> **DESCRIPTION OF THE TASK**
Any picture in the data below gets skipped; print all the rest exactly.

> **MATERIAL FOR THIS EXERCISE**
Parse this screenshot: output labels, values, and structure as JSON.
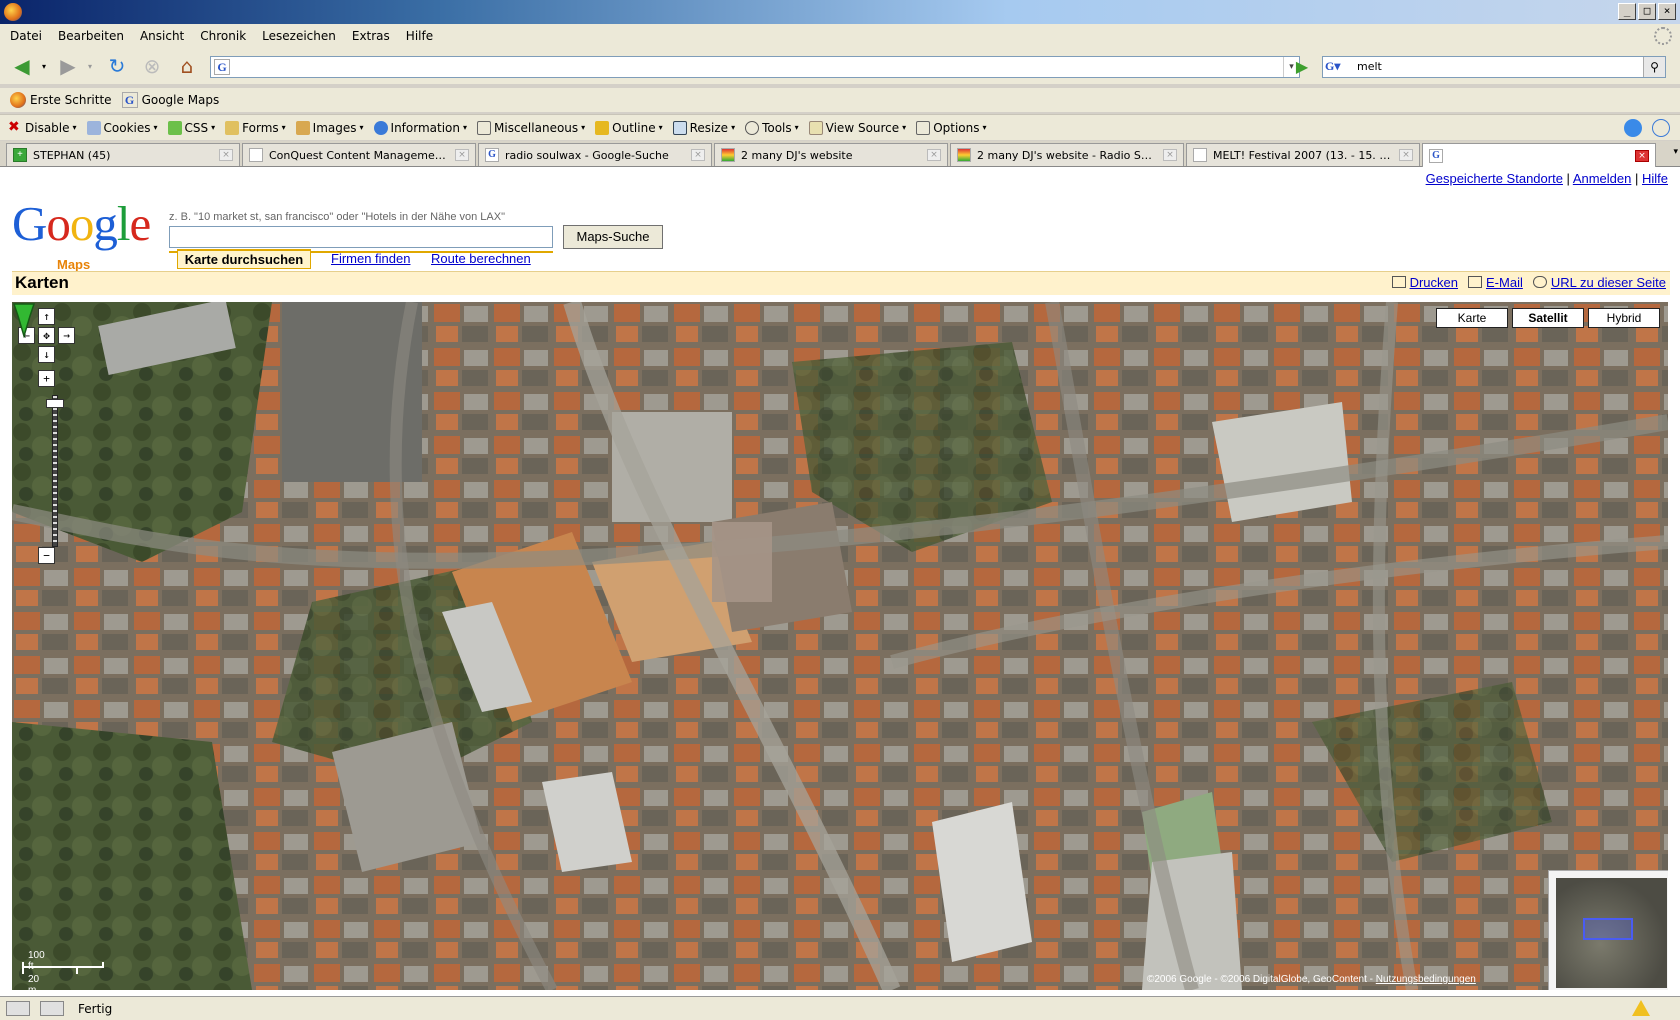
{
  "window": {
    "title": ""
  },
  "menu": [
    "Datei",
    "Bearbeiten",
    "Ansicht",
    "Chronik",
    "Lesezeichen",
    "Extras",
    "Hilfe"
  ],
  "nav": {
    "url_value": "",
    "search_value": "melt"
  },
  "bookmarks": [
    {
      "label": "Erste Schritte",
      "icon": "firefox-icon"
    },
    {
      "label": "Google Maps",
      "icon": "google-icon"
    }
  ],
  "devtools": [
    "Disable",
    "Cookies",
    "CSS",
    "Forms",
    "Images",
    "Information",
    "Miscellaneous",
    "Outline",
    "Resize",
    "Tools",
    "View Source",
    "Options"
  ],
  "tabs": [
    {
      "label": "STEPHAN (45)"
    },
    {
      "label": "ConQuest Content Management S..."
    },
    {
      "label": "radio soulwax - Google-Suche"
    },
    {
      "label": "2 many DJ's website"
    },
    {
      "label": "2 many DJ's website - Radio Soulw..."
    },
    {
      "label": "MELT! Festival 2007 (13. - 15. Juli ..."
    },
    {
      "label": ""
    }
  ],
  "page": {
    "top_links": [
      "Gespeicherte Standorte",
      "Anmelden",
      "Hilfe"
    ],
    "logo_maps": "Maps",
    "hint": "z. B. \"10 market st, san francisco\" oder \"Hotels in der Nähe von LAX\"",
    "search_value": "",
    "search_button": "Maps-Suche",
    "search_tabs": [
      "Karte durchsuchen",
      "Firmen finden",
      "Route berechnen"
    ],
    "section_title": "Karten",
    "actions": [
      "Drucken",
      "E-Mail",
      "URL zu dieser Seite"
    ],
    "map_types": [
      "Karte",
      "Satellit",
      "Hybrid"
    ],
    "selected_map_type": "Satellit",
    "scale_ft": "100 ft",
    "scale_m": "20 m",
    "copyright_prefix": "©2006 Google - ",
    "copyright_imagery": "©2006 DigitalGlobe, GeoContent - ",
    "terms_link": "Nutzungsbedingungen"
  },
  "status": {
    "text": "Fertig"
  },
  "colors": {
    "link": "#0000cc",
    "accent": "#e0a800",
    "bar_bg": "#fff2cc"
  }
}
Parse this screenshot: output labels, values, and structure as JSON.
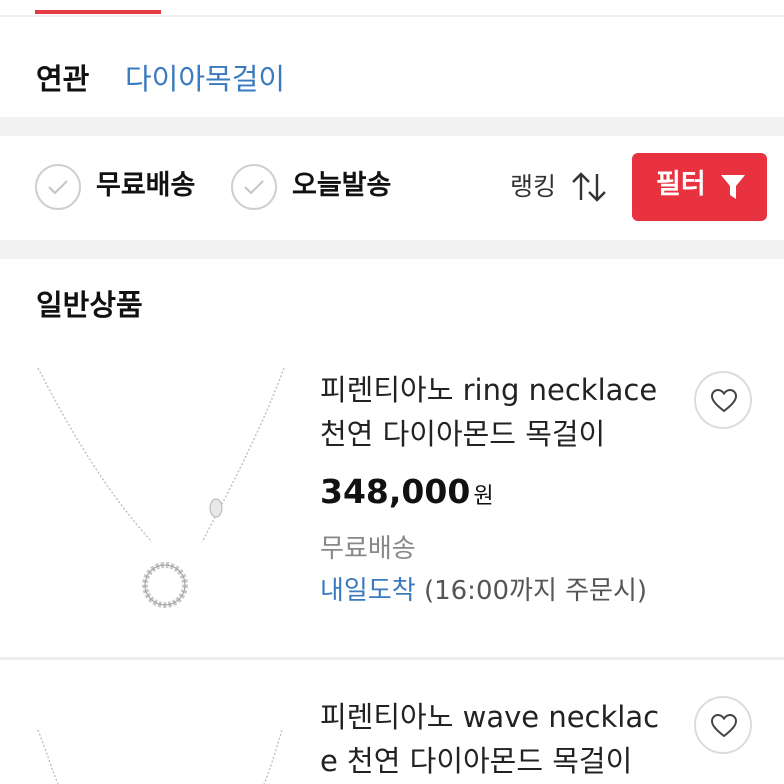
{
  "related": {
    "label": "연관",
    "keyword": "다이아목걸이"
  },
  "filters": {
    "free_shipping": "무료배송",
    "today_shipping": "오늘발송",
    "ranking": "랭킹",
    "filter_button": "필터"
  },
  "section": {
    "title": "일반상품"
  },
  "products": [
    {
      "title_line1": "피렌티아노 ring necklace",
      "title_line2": "천연 다이아몬드 목걸이",
      "price": "348,000",
      "price_unit": "원",
      "shipping": "무료배송",
      "arrival": "내일도착",
      "arrival_note": "(16:00까지 주문시)"
    },
    {
      "title_line1": "피렌티아노 wave necklac",
      "title_line2": "e 천연 다이아몬드 목걸이"
    }
  ],
  "colors": {
    "accent": "#e8323f",
    "link": "#3a7abf"
  }
}
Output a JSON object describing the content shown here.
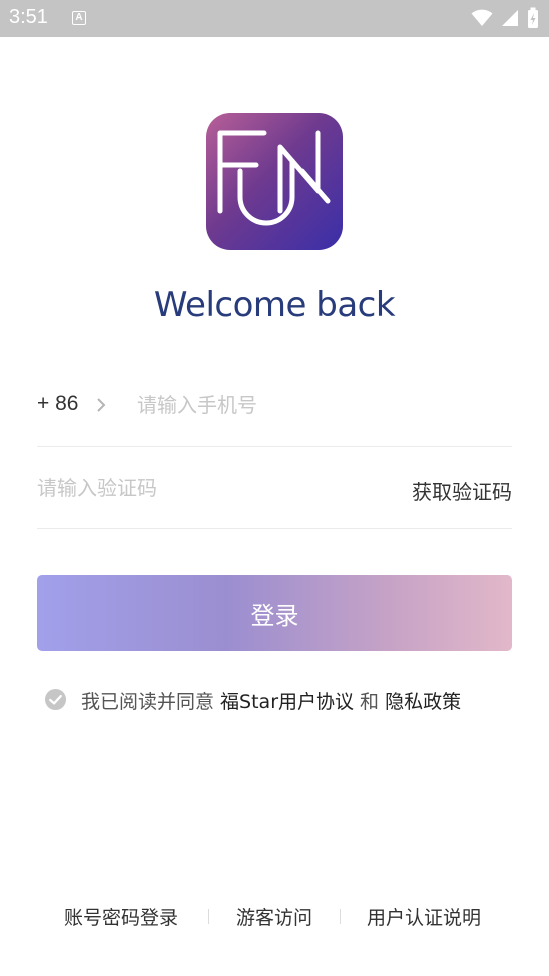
{
  "status_bar": {
    "time": "3:51",
    "notification_letter": "A"
  },
  "welcome": "Welcome back",
  "phone": {
    "country_code": "+ 86",
    "placeholder": "请输入手机号"
  },
  "code": {
    "placeholder": "请输入验证码",
    "get_code_label": "获取验证码"
  },
  "login_label": "登录",
  "agreement": {
    "prefix": "我已阅读并同意 ",
    "terms": "福Star用户协议",
    "and": " 和 ",
    "privacy": "隐私政策"
  },
  "bottom_links": {
    "password_login": "账号密码登录",
    "guest": "游客访问",
    "verify_info": "用户认证说明"
  },
  "colors": {
    "title": "#283b7a",
    "button_start": "#a1a0ea",
    "button_end": "#e2b8c9",
    "logo_start": "#b85f97",
    "logo_end": "#3a2fa8"
  }
}
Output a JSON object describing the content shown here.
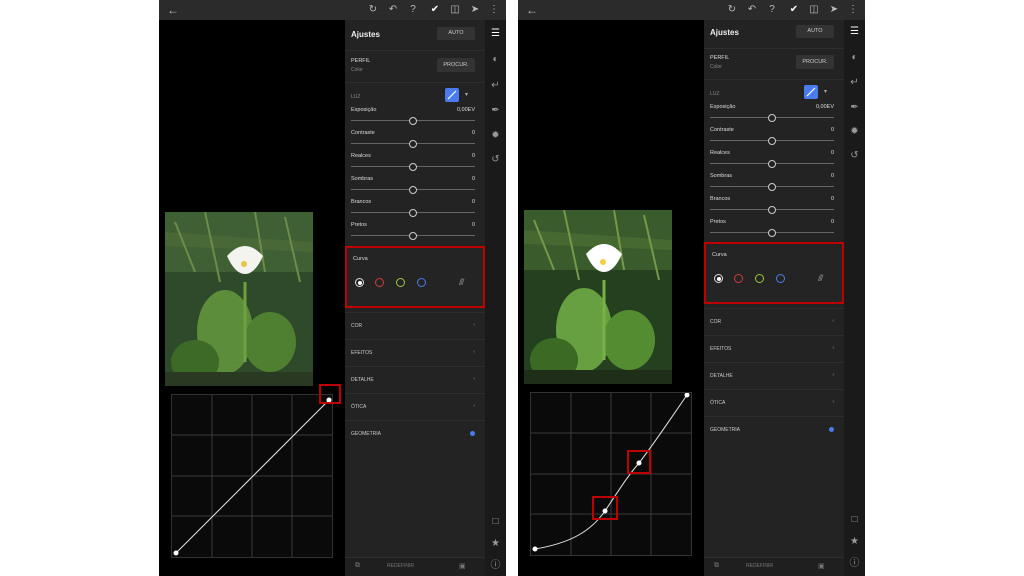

> **RESULT**
Parse this screenshot: output labels, values, and structure as JSON.
{
  "window": {
    "title": ""
  },
  "menu": [
    "Datei",
    "Bearbeiten",
    "Ansicht",
    "Chronik",
    "Lesezeichen",
    "Extras",
    "Hilfe"
  ],
  "nav": {
    "url_value": "",
    "search_value": "melt"
  },
  "bookmarks": [
    {
      "label": "Erste Schritte",
      "icon": "firefox-icon"
    },
    {
      "label": "Google Maps",
      "icon": "google-icon"
    }
  ],
  "devtools": [
    "Disable",
    "Cookies",
    "CSS",
    "Forms",
    "Images",
    "Information",
    "Miscellaneous",
    "Outline",
    "Resize",
    "Tools",
    "View Source",
    "Options"
  ],
  "tabs": [
    {
      "label": "STEPHAN (45)"
    },
    {
      "label": "ConQuest Content Management S..."
    },
    {
      "label": "radio soulwax - Google-Suche"
    },
    {
      "label": "2 many DJ's website"
    },
    {
      "label": "2 many DJ's website - Radio Soulw..."
    },
    {
      "label": "MELT! Festival 2007 (13. - 15. Juli ..."
    },
    {
      "label": ""
    }
  ],
  "page": {
    "top_links": [
      "Gespeicherte Standorte",
      "Anmelden",
      "Hilfe"
    ],
    "logo_maps": "Maps",
    "hint": "z. B. \"10 market st, san francisco\" oder \"Hotels in der Nähe von LAX\"",
    "search_value": "",
    "search_button": "Maps-Suche",
    "search_tabs": [
      "Karte durchsuchen",
      "Firmen finden",
      "Route berechnen"
    ],
    "section_title": "Karten",
    "actions": [
      "Drucken",
      "E-Mail",
      "URL zu dieser Seite"
    ],
    "map_types": [
      "Karte",
      "Satellit",
      "Hybrid"
    ],
    "selected_map_type": "Satellit",
    "scale_ft": "100 ft",
    "scale_m": "20 m",
    "copyright_prefix": "©2006 Google - ",
    "copyright_imagery": "©2006 DigitalGlobe, GeoContent - ",
    "terms_link": "Nutzungsbedingungen"
  },
  "status": {
    "text": "Fertig"
  },
  "colors": {
    "link": "#0000cc",
    "accent": "#e0a800",
    "bar_bg": "#fff2cc"
  }
}
Parse this screenshot: output labels, values, and structure as JSON.
{
  "related": {
    "label": "연관",
    "keyword": "다이아목걸이"
  },
  "filters": {
    "free_shipping": "무료배송",
    "today_shipping": "오늘발송",
    "ranking": "랭킹",
    "filter_button": "필터"
  },
  "section": {
    "title": "일반상품"
  },
  "products": [
    {
      "title_line1": "피렌티아노 ring necklace",
      "title_line2": "천연 다이아몬드 목걸이",
      "price": "348,000",
      "price_unit": "원",
      "shipping": "무료배송",
      "arrival": "내일도착",
      "arrival_note": "(16:00까지 주문시)"
    },
    {
      "title_line1": "피렌티아노 wave necklac",
      "title_line2": "e 천연 다이아몬드 목걸이"
    }
  ],
  "colors": {
    "accent": "#e8323f",
    "link": "#3a7abf"
  }
}
Output a JSON object describing the content shown here.
{
  "status_bar": {
    "time": "3:51",
    "notification_letter": "A"
  },
  "welcome": "Welcome back",
  "phone": {
    "country_code": "+ 86",
    "placeholder": "请输入手机号"
  },
  "code": {
    "placeholder": "请输入验证码",
    "get_code_label": "获取验证码"
  },
  "login_label": "登录",
  "agreement": {
    "prefix": "我已阅读并同意 ",
    "terms": "福Star用户协议",
    "and": " 和 ",
    "privacy": "隐私政策"
  },
  "bottom_links": {
    "password_login": "账号密码登录",
    "guest": "游客访问",
    "verify_info": "用户认证说明"
  },
  "colors": {
    "title": "#283b7a",
    "button_start": "#a1a0ea",
    "button_end": "#e2b8c9",
    "logo_start": "#b85f97",
    "logo_end": "#3a2fa8"
  }
}
Output a JSON object describing the content shown here.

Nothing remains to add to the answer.